Search in Google for any pictures of Barcelona, and the collage of sunshine, beach, and gloriously funky architecture by Gaudí shouldn’t take more than a few seconds to convince you of Barcelona’s wonderfulness. However, beyond the usual tourist spots that still manage to enchant many people, Barcelona consists of many unseen aspects that trap one not just into buying a selfie stick in Las Ramblas but into staying here permanently. Here are some of the reasons why I choose to call Barcelona home:
1. International Vibe
This was actually something that really bothered me at first but have since grown to love. On my first day in Barcelona, a Catalan guy told me that if I wanted a real “Spanish” experience, I’d be better off going somewhere else in Spain besides Barcelona, given its huge population of foreigners. It was quite discouraging, since I hadn’t realized before coming to Spain that this was the case. In the next few months I resented all of the times in which I met a new person and found out they were from anywhere but Spain. My crazy-original idea to move to Barcelona from my home country was turning out to be nothing more than a cliché.
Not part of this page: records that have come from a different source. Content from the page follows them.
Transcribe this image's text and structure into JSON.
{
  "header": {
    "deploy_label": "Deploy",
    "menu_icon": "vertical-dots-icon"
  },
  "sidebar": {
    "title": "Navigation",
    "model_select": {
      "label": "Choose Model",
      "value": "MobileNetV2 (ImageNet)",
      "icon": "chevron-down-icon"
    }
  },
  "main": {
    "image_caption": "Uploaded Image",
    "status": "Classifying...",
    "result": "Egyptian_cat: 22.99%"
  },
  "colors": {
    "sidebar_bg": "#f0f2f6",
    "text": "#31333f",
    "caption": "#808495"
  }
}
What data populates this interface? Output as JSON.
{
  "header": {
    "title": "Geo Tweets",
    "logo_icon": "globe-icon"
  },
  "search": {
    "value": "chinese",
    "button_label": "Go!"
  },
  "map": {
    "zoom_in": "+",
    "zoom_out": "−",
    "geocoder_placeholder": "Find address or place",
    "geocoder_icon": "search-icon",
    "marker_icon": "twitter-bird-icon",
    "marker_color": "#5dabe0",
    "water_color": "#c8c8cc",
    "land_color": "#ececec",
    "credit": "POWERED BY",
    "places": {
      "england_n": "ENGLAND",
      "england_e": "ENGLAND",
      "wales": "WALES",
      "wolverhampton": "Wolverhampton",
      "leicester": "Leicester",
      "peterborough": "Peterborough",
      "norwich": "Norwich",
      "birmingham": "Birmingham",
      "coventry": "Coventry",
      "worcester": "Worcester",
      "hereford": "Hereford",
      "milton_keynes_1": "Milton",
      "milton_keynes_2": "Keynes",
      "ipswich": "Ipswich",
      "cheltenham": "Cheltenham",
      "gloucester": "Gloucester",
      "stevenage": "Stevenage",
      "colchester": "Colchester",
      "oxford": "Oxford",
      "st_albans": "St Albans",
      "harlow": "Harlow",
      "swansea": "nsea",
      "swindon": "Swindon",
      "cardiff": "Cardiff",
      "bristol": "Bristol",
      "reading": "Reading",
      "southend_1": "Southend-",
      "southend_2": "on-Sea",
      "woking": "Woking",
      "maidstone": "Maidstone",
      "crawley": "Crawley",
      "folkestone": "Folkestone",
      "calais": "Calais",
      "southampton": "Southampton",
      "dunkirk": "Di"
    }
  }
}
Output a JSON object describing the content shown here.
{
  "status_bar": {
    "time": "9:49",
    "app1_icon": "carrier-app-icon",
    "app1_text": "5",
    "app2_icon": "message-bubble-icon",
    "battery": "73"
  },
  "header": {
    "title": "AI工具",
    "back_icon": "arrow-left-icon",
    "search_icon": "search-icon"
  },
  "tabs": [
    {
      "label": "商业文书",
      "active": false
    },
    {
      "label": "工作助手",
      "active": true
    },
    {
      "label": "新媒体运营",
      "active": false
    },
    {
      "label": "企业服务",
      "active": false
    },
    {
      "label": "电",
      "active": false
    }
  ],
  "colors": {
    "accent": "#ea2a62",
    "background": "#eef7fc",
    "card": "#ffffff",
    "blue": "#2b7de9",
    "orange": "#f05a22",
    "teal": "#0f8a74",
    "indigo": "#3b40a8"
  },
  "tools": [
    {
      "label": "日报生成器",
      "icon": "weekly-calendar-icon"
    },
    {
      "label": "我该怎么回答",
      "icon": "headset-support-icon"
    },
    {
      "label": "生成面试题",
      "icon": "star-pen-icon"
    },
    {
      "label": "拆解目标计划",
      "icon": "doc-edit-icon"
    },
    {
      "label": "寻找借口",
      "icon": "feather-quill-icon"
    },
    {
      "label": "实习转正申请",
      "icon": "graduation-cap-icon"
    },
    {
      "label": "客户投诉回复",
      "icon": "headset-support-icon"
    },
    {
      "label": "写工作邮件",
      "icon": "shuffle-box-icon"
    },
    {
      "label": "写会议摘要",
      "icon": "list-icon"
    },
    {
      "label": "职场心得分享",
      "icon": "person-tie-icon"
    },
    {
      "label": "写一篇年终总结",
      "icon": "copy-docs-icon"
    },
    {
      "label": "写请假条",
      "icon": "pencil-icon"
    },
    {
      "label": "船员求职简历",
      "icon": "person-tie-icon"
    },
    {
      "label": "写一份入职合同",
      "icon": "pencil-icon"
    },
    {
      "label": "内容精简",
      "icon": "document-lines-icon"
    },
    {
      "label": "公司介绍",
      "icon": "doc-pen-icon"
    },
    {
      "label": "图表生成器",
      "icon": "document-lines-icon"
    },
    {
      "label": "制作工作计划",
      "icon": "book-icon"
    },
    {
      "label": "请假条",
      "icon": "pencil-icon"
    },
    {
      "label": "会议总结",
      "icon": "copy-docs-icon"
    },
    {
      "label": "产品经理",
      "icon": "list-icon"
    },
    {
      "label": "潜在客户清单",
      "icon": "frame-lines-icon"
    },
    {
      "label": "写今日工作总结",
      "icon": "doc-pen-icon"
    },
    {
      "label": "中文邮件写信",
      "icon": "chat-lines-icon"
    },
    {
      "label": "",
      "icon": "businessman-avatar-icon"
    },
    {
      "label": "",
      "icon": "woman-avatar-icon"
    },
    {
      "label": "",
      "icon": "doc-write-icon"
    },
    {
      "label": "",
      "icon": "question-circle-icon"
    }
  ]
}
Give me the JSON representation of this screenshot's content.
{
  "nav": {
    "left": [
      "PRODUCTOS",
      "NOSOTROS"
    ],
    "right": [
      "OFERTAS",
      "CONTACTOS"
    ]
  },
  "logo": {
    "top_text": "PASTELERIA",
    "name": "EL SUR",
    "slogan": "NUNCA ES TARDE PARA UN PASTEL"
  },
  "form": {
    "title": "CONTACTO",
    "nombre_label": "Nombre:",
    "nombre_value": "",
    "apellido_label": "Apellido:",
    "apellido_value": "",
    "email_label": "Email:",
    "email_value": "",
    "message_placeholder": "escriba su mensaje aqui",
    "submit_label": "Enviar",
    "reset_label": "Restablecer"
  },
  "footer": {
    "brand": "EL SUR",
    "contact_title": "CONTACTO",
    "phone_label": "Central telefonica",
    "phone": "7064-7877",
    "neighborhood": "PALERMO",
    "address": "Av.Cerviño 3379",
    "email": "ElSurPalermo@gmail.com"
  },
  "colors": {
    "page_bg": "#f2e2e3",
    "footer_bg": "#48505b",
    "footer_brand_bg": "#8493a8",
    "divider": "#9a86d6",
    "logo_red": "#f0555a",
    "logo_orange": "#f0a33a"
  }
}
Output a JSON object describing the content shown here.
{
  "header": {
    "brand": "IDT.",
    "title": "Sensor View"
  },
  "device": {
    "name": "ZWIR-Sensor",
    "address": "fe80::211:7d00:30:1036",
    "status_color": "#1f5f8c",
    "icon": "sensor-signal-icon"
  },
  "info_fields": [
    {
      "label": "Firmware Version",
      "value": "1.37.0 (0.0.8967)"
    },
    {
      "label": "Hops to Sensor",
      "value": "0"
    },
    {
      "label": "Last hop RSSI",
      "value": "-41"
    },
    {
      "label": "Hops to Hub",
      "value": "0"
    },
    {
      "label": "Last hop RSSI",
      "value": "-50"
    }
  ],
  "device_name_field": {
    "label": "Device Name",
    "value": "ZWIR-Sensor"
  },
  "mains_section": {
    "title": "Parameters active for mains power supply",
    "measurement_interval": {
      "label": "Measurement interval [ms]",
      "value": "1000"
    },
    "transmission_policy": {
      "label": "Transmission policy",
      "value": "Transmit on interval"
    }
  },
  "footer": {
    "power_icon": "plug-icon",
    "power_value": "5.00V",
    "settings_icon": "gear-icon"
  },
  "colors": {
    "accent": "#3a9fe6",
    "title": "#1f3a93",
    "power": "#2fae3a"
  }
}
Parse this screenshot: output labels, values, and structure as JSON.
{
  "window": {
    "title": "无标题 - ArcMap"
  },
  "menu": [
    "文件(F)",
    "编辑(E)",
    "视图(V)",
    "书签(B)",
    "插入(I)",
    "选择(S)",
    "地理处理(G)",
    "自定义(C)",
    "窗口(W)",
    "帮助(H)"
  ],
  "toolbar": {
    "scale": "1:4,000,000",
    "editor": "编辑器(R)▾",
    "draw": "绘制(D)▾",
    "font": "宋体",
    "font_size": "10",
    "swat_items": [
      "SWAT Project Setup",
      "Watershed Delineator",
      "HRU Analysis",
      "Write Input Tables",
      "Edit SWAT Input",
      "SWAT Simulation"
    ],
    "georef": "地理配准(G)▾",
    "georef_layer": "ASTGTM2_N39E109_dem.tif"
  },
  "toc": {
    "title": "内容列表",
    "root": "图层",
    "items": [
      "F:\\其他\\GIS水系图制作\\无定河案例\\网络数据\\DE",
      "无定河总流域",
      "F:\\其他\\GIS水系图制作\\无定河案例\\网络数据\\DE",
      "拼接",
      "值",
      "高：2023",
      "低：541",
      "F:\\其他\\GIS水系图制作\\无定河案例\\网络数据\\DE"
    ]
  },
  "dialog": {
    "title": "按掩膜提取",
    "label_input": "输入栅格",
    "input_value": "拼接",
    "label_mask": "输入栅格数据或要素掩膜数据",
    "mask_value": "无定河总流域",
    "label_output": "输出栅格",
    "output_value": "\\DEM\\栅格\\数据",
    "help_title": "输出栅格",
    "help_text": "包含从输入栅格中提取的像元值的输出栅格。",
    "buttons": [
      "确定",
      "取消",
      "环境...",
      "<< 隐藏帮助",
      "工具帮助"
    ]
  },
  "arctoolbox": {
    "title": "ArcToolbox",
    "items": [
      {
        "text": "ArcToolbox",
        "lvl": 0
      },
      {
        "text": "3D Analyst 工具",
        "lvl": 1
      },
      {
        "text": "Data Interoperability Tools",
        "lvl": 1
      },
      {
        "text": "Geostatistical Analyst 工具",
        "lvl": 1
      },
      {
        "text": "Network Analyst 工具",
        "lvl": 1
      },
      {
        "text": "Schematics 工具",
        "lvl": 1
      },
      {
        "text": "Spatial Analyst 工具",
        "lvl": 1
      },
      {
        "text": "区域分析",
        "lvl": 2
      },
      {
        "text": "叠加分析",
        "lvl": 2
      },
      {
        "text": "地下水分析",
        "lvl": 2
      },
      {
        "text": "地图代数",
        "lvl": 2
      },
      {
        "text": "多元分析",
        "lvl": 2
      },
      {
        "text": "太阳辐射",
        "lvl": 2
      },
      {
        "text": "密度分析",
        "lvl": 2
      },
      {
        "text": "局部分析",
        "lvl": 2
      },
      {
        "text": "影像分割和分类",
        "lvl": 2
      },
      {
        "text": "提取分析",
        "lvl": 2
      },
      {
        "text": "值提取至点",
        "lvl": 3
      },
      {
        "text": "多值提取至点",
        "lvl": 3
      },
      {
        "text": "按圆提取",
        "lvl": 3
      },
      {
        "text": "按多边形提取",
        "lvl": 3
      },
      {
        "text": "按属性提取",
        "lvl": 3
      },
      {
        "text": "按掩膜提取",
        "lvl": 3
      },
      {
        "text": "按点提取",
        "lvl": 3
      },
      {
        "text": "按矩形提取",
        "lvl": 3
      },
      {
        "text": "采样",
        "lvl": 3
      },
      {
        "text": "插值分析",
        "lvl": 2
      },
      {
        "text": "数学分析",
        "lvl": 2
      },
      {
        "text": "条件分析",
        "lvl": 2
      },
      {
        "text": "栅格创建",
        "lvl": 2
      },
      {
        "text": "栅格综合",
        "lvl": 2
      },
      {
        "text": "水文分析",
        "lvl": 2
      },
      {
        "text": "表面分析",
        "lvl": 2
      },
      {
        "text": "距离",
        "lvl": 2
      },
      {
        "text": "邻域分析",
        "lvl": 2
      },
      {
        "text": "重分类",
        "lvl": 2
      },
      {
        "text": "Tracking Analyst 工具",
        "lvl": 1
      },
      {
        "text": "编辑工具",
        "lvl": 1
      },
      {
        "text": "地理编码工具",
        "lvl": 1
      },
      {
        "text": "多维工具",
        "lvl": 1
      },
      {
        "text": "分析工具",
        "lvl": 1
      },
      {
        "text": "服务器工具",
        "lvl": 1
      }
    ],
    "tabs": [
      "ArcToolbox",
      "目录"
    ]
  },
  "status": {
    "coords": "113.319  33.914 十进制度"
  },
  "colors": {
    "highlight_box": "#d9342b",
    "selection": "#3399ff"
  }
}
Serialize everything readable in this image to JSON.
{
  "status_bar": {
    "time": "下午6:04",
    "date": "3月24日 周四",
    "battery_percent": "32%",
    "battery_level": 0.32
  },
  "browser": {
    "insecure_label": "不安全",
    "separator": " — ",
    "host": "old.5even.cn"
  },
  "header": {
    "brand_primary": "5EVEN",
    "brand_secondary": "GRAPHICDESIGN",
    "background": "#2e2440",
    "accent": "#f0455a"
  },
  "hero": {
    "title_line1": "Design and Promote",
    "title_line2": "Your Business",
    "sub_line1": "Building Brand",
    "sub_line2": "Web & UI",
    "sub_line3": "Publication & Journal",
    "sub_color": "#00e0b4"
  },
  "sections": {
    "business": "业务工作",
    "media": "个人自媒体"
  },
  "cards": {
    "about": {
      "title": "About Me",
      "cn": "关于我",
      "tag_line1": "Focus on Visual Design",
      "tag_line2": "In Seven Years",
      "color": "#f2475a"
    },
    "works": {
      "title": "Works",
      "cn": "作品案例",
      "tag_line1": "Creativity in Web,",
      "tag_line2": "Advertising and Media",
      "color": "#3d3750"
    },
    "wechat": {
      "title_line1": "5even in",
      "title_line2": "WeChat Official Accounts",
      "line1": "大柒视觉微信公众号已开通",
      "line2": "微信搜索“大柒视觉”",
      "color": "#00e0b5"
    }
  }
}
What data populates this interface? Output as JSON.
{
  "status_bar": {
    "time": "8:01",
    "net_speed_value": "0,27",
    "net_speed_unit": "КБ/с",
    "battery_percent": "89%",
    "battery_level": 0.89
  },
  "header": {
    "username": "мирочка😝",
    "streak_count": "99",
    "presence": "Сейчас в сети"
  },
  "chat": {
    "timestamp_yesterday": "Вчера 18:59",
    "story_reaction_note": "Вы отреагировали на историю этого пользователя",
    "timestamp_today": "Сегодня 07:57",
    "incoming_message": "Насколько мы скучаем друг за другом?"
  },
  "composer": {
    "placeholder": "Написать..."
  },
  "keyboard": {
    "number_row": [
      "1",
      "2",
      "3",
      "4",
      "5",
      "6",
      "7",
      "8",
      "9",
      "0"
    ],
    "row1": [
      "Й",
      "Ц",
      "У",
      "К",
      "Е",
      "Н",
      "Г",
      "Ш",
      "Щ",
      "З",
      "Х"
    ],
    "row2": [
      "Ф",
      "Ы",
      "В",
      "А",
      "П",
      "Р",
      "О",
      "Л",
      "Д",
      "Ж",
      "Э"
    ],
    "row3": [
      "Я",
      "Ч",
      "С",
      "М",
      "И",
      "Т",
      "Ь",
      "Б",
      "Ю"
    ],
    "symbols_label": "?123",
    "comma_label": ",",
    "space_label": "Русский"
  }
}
However, I now see as a blessing the fact that I can call people from Perú, Ireland, Italy, Ecuador, Spain, France, and beyond my friends. By living in Barcelona, I am able to learn not just about Spanish and Catalan culture but cultures from around the world. Furthermore, this group of friends doesn’t act as a hindrance to practicing Spanish, as I am able to speak in Spanish with my South American friends (and learn their slang!) and even speak in Spanish with my Italian friend. It’s also invaluable to have fellow foreign friends who understand what it feels like to be living abroad and with whom you can bitch about Spain’s bureaucracy.
While I originally found myself judging other foreigners and not wanting to be friends with them in the name of having a more “authentic” experience, embracing Barcelona’s internationalism has allowed me learn about other cultures, make friends with people who are like family to me, and rid me of this weird xenophobia I was having. We shouldn’t prevent ourselves from being friends with people based on their country of origin, and besides, with people like my Ecuadorian friend who’s been living in Barcelona for 14 years and has a Spanish passport, who are we to really say who is a local or not?
2. Artsy Vibe
There is an event in Barcelona called “Jam de Escritura” in which a keyboard is passed around a room, people write whatever they please, and it is subsequently projected onto a giant screen for all to see. It sometimes follows a theme or story, more often than not goes off on a wild tangent, and is frequently accompanied by live music and even dancers. Whether you think this is really weird or an amazing idea, this avant-garde activity that attracts huge crowds could only happen in a place like Barcelona. There are cultural centers here in Barcelona that are solely dedicated to open mic nights, poetry “jams,” literary discussions, film projections, small concerts from local musicians, and more. There are tons of museums, art centers, and galleries here, not to mention art that one can find on street walls and in graffitti. Barcelona is a bohemian’s paradise.
3. Fun, Fun, Fun
If you like to party or even just to have fun, Barcelona is the place for you. There are tons of clubs that attract world-renowned DJs and bands and stay open until the wee hours of the morning. Bars stay open late, too, and don’t ask for your ID every time you step a toe in the door. Particularly during the summer, Barcelona hosts festivals large and small, from the giants like Primavera Sound for indie music and Sonar for electronic music to the free festivals individual neighborhoods host in the streets. Additionally, every night of the week, you can find an artsy event to attend, such as an open mic night, poetry recital, or small concert. It is not possible to get bored here.
In the comments below, let us know where you live and what you like about it!